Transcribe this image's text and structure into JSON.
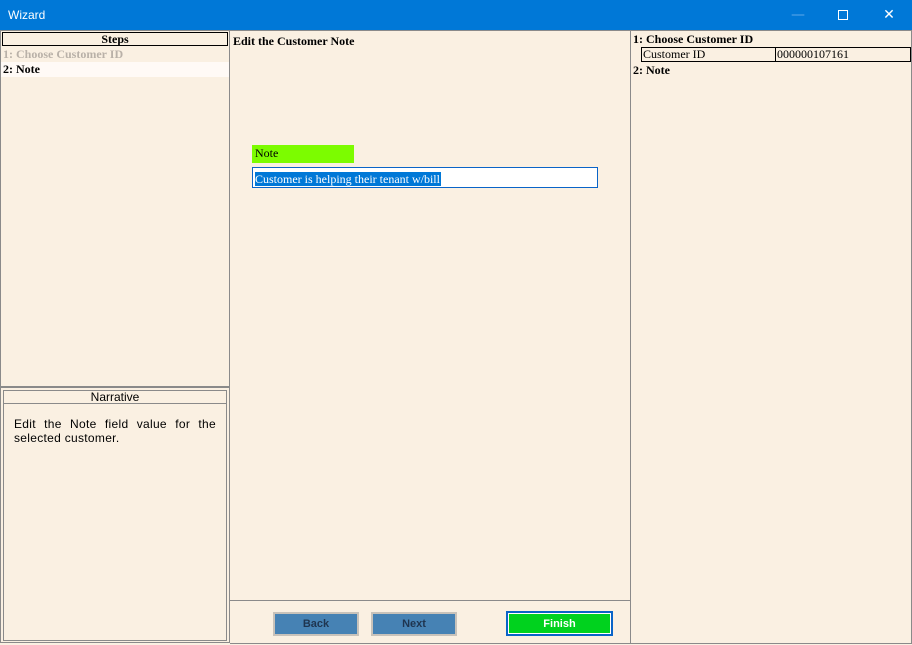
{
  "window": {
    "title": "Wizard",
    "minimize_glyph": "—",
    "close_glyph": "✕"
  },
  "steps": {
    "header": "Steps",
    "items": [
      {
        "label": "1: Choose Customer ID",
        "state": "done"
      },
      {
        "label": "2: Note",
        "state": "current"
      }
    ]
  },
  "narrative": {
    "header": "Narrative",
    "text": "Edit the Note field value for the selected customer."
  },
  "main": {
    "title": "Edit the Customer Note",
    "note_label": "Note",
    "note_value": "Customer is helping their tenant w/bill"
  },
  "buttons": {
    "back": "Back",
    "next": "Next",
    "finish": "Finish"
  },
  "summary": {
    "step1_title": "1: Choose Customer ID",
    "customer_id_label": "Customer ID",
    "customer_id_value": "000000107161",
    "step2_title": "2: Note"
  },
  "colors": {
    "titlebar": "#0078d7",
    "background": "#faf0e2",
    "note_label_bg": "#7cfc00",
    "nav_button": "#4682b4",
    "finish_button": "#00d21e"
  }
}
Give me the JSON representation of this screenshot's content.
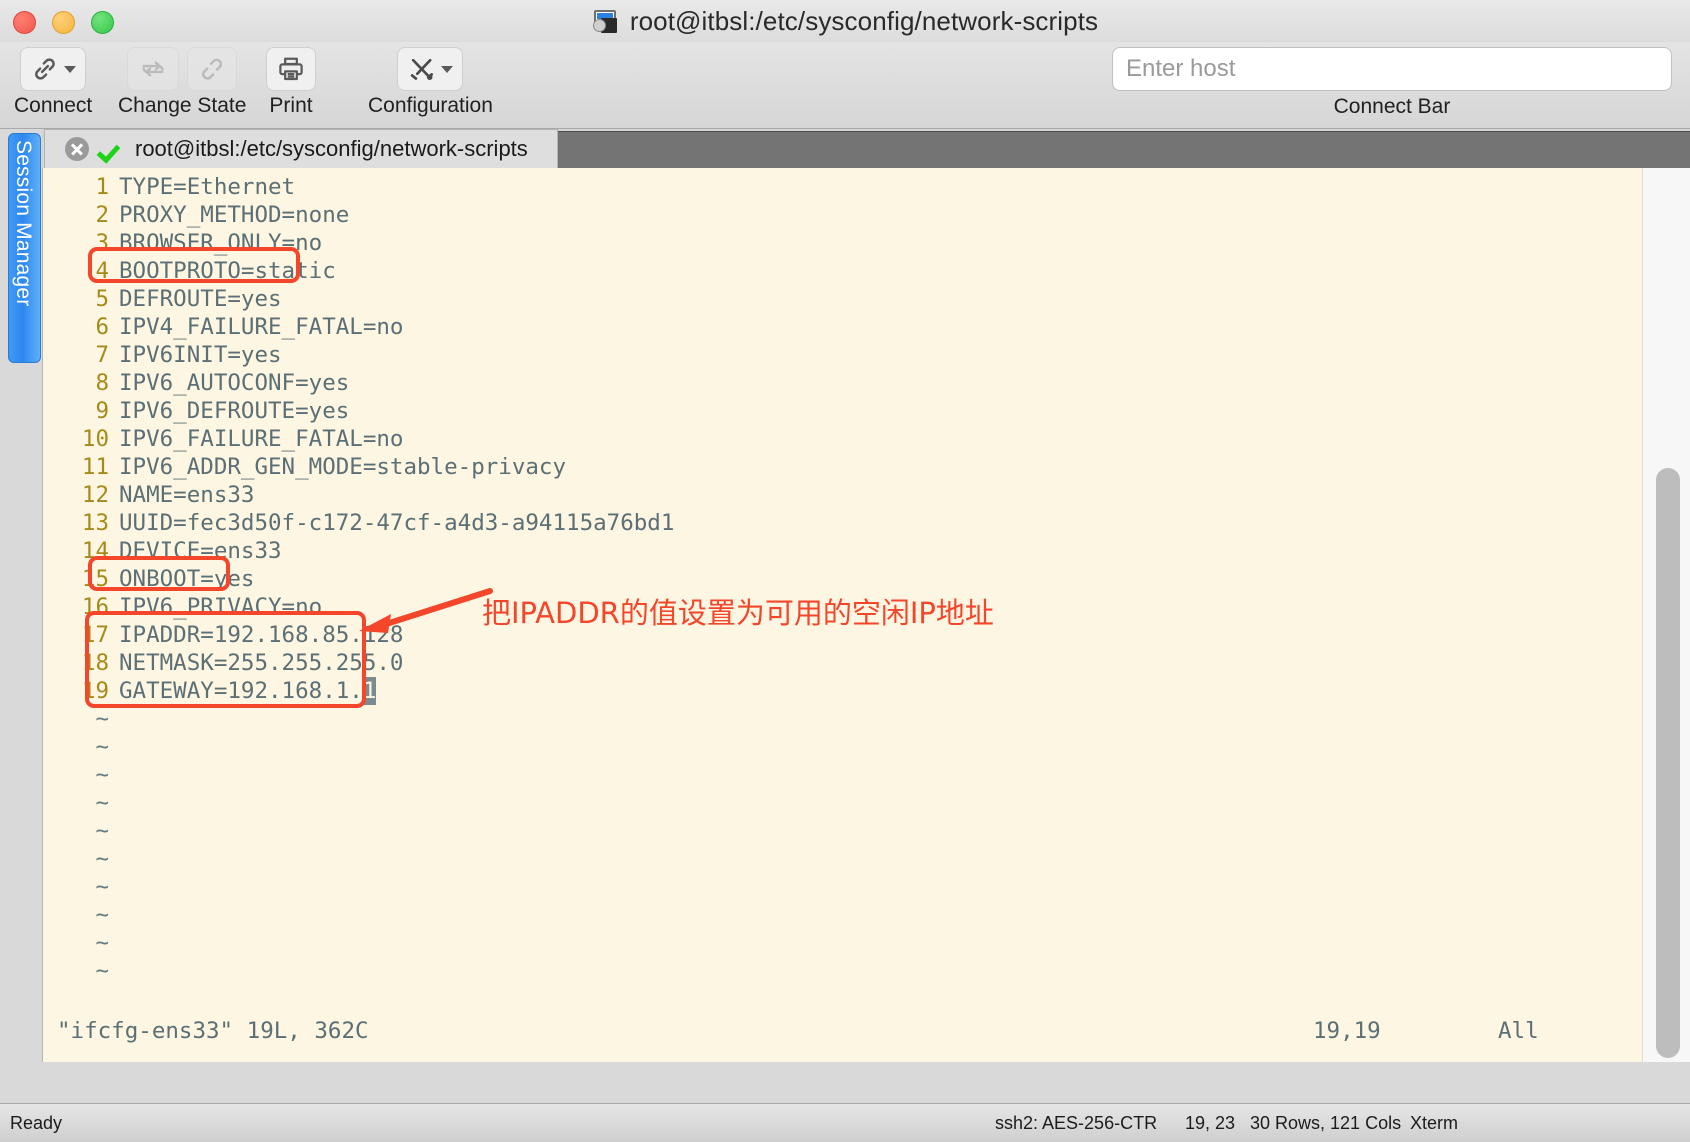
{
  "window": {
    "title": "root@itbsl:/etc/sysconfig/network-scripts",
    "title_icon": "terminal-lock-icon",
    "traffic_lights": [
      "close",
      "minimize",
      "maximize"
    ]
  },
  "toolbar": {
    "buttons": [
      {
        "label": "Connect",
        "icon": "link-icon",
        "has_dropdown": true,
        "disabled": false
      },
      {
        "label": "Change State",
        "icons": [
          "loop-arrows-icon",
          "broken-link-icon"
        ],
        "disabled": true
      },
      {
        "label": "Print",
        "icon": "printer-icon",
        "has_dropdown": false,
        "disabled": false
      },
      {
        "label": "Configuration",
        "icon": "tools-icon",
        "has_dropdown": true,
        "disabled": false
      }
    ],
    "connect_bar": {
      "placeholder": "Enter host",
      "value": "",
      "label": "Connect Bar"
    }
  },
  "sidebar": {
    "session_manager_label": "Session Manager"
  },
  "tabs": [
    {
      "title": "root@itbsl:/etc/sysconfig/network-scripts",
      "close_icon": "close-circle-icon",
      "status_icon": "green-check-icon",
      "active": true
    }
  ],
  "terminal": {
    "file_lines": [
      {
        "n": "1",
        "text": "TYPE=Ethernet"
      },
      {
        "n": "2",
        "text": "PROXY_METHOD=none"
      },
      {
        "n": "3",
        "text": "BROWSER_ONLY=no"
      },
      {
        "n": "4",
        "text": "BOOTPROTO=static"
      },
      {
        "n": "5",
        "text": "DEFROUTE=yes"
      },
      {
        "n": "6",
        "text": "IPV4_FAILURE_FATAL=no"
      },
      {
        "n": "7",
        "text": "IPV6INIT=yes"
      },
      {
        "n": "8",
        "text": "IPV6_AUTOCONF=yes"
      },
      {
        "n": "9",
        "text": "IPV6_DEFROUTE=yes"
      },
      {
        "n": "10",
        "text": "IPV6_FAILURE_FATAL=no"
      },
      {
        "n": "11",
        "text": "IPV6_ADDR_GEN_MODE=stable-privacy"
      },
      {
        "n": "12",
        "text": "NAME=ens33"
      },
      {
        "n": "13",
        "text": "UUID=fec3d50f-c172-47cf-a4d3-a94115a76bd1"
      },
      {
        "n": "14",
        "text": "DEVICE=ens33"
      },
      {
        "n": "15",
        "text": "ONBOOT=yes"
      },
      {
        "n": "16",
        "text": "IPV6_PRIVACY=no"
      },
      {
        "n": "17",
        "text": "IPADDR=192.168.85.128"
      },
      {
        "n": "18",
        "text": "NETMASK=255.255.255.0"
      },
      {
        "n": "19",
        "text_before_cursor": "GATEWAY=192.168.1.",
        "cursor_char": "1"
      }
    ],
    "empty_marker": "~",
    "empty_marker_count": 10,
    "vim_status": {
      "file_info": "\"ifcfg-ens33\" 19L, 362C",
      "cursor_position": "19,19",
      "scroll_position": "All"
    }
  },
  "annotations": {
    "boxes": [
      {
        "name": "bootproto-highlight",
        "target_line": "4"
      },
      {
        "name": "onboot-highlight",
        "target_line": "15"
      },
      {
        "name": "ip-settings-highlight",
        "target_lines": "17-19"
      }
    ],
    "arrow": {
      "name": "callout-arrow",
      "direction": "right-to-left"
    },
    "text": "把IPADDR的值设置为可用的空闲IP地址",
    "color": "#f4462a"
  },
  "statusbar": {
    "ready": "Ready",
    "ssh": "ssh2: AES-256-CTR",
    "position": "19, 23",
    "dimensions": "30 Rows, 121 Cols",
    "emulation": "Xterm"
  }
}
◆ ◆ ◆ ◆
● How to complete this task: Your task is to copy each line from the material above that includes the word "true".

● Output of the exercise:
        "has_dropdown": true,
        "disabled": true
        "has_dropdown": true,
      "active": true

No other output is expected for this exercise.